In 2016 inVibe rolled out a first of its kind machine learning integration that identifies vocal acoustic markers in a person’s speech to measure their emotional state.
The algorithm was trained to decode human vocal intonations into their underlying emotions in real-time using over 2.5 million emotion-tagged voice samples. The integration enabled inVibe’s voice-powered research platform to move beyond stated intentions or forced ranking to measure a concept’s effectiveness, to understand the emotional impact a condition has on a patient, or even predict future behaviors. We have already seen our clients use this technology in some pretty amazing ways and this article will serve as a sneak peek into what you can do with the results.
Emotions are labeled through a combination of 3 individual measures, as expressed by the respondent’s voice during an analyzed voice section.
- Temper — Speaker’s overarching mood range. Temper ranges from gloomy or depressed to confrontational or aggressive.
- Valence — Speaker’s overall sentiment. Valence ranges from negative to positive.
- Arousal — Speaker’s energy level, activation, and stimulation. Arousal ranges from tranquil or bored to alert or excited.
Since launching this new capability, we have collected and analyzed over 13,000 segments of audio. From this dataset, we decided to do our version of a high school yearbook superlatives. Each of the following are based on the likelihood of a given respondent to display a certain emotion by condition for patients and specialty for physicians.
Most Likely to Demonstrate…
Arrogance & Supremacy:
Payers. I guess the rumors are true.
Passion & Creativity:
Parents of children with cerebral palsy.
Leadership and Charisma:
Parents of children with cerebral palsy. If that’s not inspiring, I do not know what is.
Defensiveness and Anxiety:
This was a near-tie between payers and women with dyspareunia.
Friendliness and Warmth:
The cardiology community owns this one. Cardiologists followed by patients with high cholesterol with less than a fraction of a percent behind.
Loneliness and Unfulfillment:

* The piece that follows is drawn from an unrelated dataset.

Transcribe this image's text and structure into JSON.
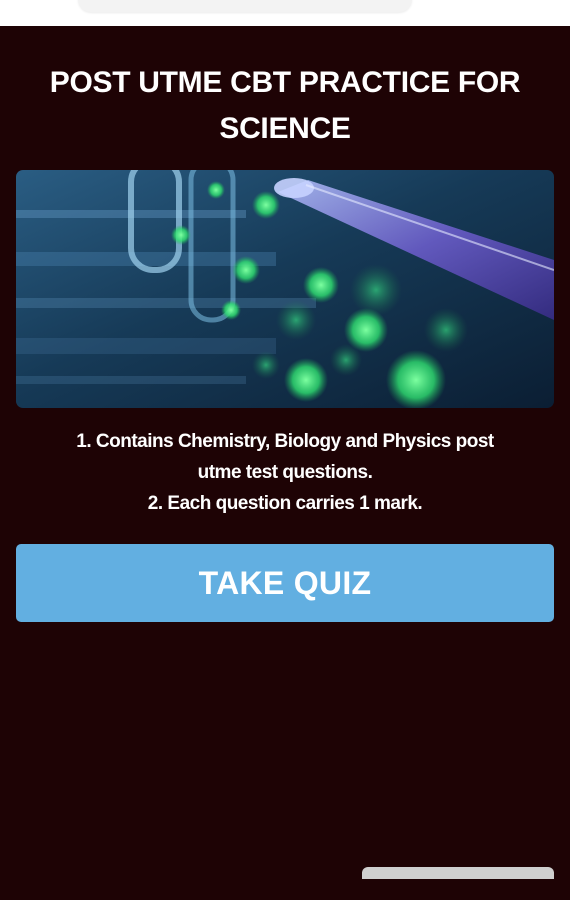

Parents of children with Hemophilia A.
Sadness and Sorrow:
Gastroenterologists at American College of Gastroenterology. (Must have been a riveting conference!)
Self-control and Practicality:
Other interesting tidbits…
Patients were far more likely to reply with hostility and anger during message testing than during exploratory research.
The highest score for arousal (excited) and temper (confrontational) were measured in the same participant at 99/100 for each, AND was paired with a valence (negative) score of just 6/100. This correlates to the most intensely hostile participant we have surveyed.
For us, this exercise unveiled a wealth of inspiration and excitement about the tool we have added to each and every study inVibe conducts, and hopefully reading it gets some thoughts flowing for you as well.